• _EXERCISE REQUIREMENTS_
The entries below should appear again in your reply, word for word.

GIVEN RECORDS section start

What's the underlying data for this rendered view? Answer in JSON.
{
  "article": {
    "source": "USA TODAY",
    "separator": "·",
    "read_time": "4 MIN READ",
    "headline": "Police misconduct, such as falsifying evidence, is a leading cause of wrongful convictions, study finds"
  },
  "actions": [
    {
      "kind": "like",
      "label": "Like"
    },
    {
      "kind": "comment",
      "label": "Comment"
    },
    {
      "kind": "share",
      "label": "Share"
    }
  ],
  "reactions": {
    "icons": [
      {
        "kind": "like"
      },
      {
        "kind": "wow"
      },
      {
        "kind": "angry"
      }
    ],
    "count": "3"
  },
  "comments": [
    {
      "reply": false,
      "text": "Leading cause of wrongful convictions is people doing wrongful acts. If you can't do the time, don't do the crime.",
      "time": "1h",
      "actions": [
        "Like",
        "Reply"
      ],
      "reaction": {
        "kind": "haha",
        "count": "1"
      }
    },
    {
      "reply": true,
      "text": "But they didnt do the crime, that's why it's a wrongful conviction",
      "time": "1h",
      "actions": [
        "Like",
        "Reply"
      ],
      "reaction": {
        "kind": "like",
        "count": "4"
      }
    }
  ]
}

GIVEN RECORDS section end

• _RESULT OF THE EXERCISE_
What's the underlying data for this rendered view? Answer in JSON.
{
  "article": {
    "source": "USA TODAY",
    "separator": "·",
    "read_time": "4 MIN READ",
    "headline": "Police misconduct, such as falsifying evidence, is a leading cause of wrongful convictions, study finds"
  },
  "actions": [
    {
      "kind": "like",
      "label": "Like"
    },
    {
      "kind": "comment",
      "label": "Comment"
    },
    {
      "kind": "share",
      "label": "Share"
    }
  ],
  "reactions": {
    "icons": [
      {
        "kind": "like"
      },
      {
        "kind": "wow"
      },
      {
        "kind": "angry"
      }
    ],
    "count": "3"
  },
  "comments": [
    {
      "reply": false,
      "text": "Leading cause of wrongful convictions is people doing wrongful acts. If you can't do the time, don't do the crime.",
      "time": "1h",
      "actions": [
        "Like",
        "Reply"
      ],
      "reaction": {
        "kind": "haha",
        "count": "1"
      }
    },
    {
      "reply": true,
      "text": "But they didnt do the crime, that's why it's a wrongful conviction",
      "time": "1h",
      "actions": [
        "Like",
        "Reply"
      ],
      "reaction": {
        "kind": "like",
        "count": "4"
      }
    }
  ]
}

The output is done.